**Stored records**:
-*-*-

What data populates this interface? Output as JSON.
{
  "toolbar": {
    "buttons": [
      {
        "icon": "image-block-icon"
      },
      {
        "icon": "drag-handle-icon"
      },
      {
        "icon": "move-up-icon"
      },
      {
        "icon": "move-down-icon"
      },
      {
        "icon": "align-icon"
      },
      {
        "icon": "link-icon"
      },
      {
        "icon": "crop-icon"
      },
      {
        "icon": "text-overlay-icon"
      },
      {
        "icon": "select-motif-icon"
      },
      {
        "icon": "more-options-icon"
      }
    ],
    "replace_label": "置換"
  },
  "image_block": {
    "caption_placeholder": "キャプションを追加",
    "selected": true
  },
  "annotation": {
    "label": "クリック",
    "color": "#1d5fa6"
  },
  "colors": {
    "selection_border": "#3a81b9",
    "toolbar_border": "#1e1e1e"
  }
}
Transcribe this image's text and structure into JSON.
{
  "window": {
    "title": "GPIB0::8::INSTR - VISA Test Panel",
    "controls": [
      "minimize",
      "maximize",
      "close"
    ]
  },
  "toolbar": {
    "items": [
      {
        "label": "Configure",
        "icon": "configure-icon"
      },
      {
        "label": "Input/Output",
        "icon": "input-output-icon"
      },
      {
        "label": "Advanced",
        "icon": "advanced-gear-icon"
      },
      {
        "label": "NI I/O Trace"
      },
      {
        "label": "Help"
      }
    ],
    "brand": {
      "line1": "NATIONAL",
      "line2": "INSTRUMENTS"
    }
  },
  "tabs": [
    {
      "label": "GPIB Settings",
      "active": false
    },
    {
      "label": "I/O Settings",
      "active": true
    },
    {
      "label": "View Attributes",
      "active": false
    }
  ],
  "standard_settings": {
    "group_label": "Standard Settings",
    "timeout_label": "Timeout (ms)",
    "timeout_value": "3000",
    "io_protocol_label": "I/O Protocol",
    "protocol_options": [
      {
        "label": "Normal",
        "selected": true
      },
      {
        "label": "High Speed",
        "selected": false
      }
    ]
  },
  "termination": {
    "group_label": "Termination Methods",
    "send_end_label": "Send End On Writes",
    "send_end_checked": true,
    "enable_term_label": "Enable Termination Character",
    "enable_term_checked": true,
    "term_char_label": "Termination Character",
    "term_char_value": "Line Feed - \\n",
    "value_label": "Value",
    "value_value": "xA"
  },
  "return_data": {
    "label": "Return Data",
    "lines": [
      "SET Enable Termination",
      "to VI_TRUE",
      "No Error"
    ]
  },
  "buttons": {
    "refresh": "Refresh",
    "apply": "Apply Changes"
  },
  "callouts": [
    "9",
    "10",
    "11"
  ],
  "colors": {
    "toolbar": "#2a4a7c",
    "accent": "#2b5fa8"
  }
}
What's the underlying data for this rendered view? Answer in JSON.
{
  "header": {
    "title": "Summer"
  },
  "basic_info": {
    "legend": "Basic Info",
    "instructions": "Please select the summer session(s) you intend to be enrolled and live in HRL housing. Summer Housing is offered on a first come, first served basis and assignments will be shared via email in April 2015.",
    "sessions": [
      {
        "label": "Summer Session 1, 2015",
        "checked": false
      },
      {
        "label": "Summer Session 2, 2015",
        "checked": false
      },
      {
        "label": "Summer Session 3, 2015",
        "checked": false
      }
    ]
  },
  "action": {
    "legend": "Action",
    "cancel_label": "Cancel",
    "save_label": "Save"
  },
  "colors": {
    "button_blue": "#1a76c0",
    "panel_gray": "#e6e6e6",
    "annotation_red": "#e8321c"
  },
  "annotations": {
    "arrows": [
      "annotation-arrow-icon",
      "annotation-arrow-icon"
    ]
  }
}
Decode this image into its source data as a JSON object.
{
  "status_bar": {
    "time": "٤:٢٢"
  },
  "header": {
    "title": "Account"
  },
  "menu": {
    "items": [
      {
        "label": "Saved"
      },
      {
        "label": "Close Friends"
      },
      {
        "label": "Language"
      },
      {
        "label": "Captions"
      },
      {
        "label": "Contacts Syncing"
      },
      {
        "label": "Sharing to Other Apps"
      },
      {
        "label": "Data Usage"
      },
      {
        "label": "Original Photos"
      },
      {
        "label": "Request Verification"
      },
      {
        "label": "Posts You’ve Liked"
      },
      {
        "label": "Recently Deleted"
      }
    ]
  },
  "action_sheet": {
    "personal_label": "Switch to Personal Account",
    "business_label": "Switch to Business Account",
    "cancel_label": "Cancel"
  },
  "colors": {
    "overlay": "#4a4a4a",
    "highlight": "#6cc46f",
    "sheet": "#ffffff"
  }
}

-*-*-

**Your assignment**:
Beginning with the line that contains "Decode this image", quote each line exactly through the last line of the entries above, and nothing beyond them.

**Answer for this exercise**:
Decode this image into its source data as a JSON object.
{
  "status_bar": {
    "time": "٤:٢٢"
  },
  "header": {
    "title": "Account"
  },
  "menu": {
    "items": [
      {
        "label": "Saved"
      },
      {
        "label": "Close Friends"
      },
      {
        "label": "Language"
      },
      {
        "label": "Captions"
      },
      {
        "label": "Contacts Syncing"
      },
      {
        "label": "Sharing to Other Apps"
      },
      {
        "label": "Data Usage"
      },
      {
        "label": "Original Photos"
      },
      {
        "label": "Request Verification"
      },
      {
        "label": "Posts You’ve Liked"
      },
      {
        "label": "Recently Deleted"
      }
    ]
  },
  "action_sheet": {
    "personal_label": "Switch to Personal Account",
    "business_label": "Switch to Business Account",
    "cancel_label": "Cancel"
  },
  "colors": {
    "overlay": "#4a4a4a",
    "highlight": "#6cc46f",
    "sheet": "#ffffff"
  }
}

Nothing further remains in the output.